Tip #1 - Meet the dog before you sit for it. Dogs often suffer from separation anxiety and may be fearful without their owners. Consequently, it's important that the dog knows you before you are caring for it. This increases the likelihood that the dog will trust and obey you.
Tip #2 - Expect some bad behavior. Dogs are pack animals who become anxious when their owner --- a member of their pack --- is gone. This can lead to chewing, accidents in the house and other destructive behavior. This is completely normal and not a sign that the dog is bad or that you are a bad dog sitter. It is, however, important to provide a dog with extra supervision when its owner is away. This decreases the likelihood that the dog will have a chance to destroy the house or get into trouble.
Tip #3 - Give the dog a treat when you first enter the house. Dogs are often shocked when someone other than their owner walks in the door. In rare cases, this can lead to aggression. Treats calm dogs and help people gain their trust.
Tip #4 - Take the dog for walks. Dogs who receive ample exercise are typically too tired to misbehave. Further, exercise helps to eliminate nervous energy, so walks decrease the likelihood that the dog is uncomfortable with your presence. Make sure the leash is completely secured to the dog's collar. If you don't know the dog well, be careful when walking near children or other dogs. Many dogs are reactive on the leash around unfamiliar people and animals.
Tip #5 - Secure the dog in the house when you leave. Some dogs are excellent escape artists, so make sure that gates, crates and other restraint devices the owner uses are fully latched. This also helps lessen the likelihood that the dog will react with fear-based aggression when you return to the house.
By Brenna Davis
About the Author
Brenna Davis is a professional writer who covers parenting, pets, health and legal topics.
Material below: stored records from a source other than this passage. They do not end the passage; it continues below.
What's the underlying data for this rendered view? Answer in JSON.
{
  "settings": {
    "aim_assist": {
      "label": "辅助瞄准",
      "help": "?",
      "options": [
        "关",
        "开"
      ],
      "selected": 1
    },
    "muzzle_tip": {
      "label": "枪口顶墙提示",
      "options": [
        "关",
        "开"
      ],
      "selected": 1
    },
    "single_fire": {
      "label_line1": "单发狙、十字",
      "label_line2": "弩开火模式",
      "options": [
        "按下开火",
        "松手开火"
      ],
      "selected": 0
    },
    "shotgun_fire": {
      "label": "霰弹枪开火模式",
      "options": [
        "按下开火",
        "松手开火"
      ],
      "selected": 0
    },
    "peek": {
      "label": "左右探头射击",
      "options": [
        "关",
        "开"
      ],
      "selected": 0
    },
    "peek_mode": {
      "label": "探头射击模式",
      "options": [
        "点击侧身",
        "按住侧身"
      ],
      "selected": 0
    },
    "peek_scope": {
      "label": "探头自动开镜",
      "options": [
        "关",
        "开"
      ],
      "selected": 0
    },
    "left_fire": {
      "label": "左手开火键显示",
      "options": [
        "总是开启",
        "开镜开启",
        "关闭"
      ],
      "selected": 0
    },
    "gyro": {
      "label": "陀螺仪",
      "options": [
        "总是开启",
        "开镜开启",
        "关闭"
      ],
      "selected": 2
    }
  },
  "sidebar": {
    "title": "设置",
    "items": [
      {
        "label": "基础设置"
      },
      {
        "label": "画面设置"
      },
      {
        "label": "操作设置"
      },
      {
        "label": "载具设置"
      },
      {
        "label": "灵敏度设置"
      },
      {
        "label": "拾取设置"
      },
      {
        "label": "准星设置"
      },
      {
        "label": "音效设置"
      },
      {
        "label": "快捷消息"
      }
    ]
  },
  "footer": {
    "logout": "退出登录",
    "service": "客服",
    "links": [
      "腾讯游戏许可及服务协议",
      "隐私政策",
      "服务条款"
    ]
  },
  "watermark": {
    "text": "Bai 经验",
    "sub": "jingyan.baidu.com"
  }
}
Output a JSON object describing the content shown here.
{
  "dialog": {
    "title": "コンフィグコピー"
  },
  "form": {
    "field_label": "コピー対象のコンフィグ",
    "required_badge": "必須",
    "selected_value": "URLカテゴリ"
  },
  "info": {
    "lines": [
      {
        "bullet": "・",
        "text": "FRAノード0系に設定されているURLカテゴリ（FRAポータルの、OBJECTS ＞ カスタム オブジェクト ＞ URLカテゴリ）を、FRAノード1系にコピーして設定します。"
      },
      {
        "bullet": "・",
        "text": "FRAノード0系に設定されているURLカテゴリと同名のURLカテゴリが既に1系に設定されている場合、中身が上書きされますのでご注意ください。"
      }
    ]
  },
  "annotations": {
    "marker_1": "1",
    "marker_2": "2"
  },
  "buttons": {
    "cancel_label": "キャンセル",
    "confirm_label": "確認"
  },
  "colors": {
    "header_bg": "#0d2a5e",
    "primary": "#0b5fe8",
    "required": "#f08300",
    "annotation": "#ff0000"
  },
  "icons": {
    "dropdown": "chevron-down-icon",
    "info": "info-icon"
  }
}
Her articles have appeared in a variety of newspapers and magazines as well as on websites. She is a court-appointed special advocate and is certified in crisis counseling and child and infant nutrition. She holds degrees in developmental psychology and philosophy from Georgia State University.